Depending on the electronic filter you use, you can get the EK3 to sound quite like the DM7. Both look and fit so similarly that at a glance the two become one. At base, I prefer the EK3, but I think that the DM7’s house sound is a better fit for the long run. No need to play with filters, and a better and longer-lasting anchor point that says as much about the earphone as about the company behind it. The EK3’s filters are great but they speak of a little too much indecision on the part of the designer.
Flare Audio Flares 2 Pro
The 2 Pro is a bit more expensive and also crunchier sounding. I like both earphones, but if I could pick one to listen to now and forevermore, it would be the EK3 in Exquisite Tone mode. Of course, I much prefer the Flares 2 Pro fit and general utility. The EK3 is brilliantly made and a work of engineering art, but it is also too complicated in comparison.
The EK3 is remarkably well made, designed, and presented. Its earpieces are top-notch, and its filter system is mature and efficient. The price goes a long way. But as much as I love the EK3, I can’t help but think it is an earphone made for the indecisive by the indecisive.
I throw my full support behind its design with the proviso that indecision tends to dissolve loyalty and bonds. As such, my affair with the EK3 is interesting. I love it to bits, but I like talking about it less than I like talking about other earphones because I can’t talk about it without queuing up a bunch of filter-based provisos.
Simgot bathe you in luxury for 350$. The EK3 sounds good, is built well, looks pretty cool, fits like any other CCU, and features pretty tight engineering behind its customizable sound engine. The box, the accessories, and the brand are well rounded.
While the EK3 runs the straight and narrow line where neutral sound becomes bright, it does so with poise. I wish its house sound was a bit more unique, but for what you get and at the price you get it, there’s little room to complain. I’m super stoked to see what else Simgot have up their sleeves and fully expect great things from them.

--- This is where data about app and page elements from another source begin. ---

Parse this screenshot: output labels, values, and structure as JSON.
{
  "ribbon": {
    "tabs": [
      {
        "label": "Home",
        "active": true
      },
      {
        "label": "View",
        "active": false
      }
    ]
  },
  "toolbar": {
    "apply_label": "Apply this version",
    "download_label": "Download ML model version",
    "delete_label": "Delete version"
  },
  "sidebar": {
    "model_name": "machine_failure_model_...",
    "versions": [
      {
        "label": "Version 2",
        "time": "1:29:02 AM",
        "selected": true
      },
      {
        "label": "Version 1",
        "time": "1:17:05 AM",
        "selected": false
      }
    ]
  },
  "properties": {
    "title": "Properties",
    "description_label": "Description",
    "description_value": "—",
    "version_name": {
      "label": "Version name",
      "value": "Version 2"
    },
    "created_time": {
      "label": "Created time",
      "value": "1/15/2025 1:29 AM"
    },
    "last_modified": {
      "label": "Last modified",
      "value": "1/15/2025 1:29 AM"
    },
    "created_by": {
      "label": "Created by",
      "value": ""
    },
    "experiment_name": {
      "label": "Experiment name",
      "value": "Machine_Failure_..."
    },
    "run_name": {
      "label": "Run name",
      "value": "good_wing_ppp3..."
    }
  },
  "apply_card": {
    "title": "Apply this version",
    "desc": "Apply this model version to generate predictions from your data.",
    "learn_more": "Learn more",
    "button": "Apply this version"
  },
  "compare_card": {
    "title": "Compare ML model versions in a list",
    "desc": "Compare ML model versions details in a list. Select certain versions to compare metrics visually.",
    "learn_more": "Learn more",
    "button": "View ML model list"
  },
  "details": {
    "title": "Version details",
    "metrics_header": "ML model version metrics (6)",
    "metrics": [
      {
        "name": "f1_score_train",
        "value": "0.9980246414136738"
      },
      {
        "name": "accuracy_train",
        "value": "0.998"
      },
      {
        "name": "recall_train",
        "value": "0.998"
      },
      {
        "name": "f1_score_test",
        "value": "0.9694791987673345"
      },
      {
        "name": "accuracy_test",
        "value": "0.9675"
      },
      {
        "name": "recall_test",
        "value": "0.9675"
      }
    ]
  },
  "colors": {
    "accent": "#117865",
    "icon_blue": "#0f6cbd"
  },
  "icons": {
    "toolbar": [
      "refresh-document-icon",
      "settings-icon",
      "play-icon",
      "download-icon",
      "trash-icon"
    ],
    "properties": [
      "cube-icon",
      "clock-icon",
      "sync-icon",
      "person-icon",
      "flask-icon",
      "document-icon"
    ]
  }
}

On a completely personal (and branding) note, I hope they discover a house sound around which they can turn a large array of earphones that accentuate and subvert that sound in bringing together a vocal fanbase.
- Transducer unit – Knowles 22955, Knowles 30017
- Diaphragm – Polymer compound titanium-plated diaphragm
- Frequency response – 20Hz-40kHz
- Sensitivity – ≥115dB（at 1000Hz）
- Impedance – 14Ω -18Ω
- Distortion – <0.75% 101dB（20μpa）
- Channel imbalance – <1.5dB（at 1000Hz
- Nozzle material – aluminum oxidized nozzle
- Process material – 3D printing, medical UV curable resin
- Cable – 0.78mm 2-pin detachable silver-plated OFC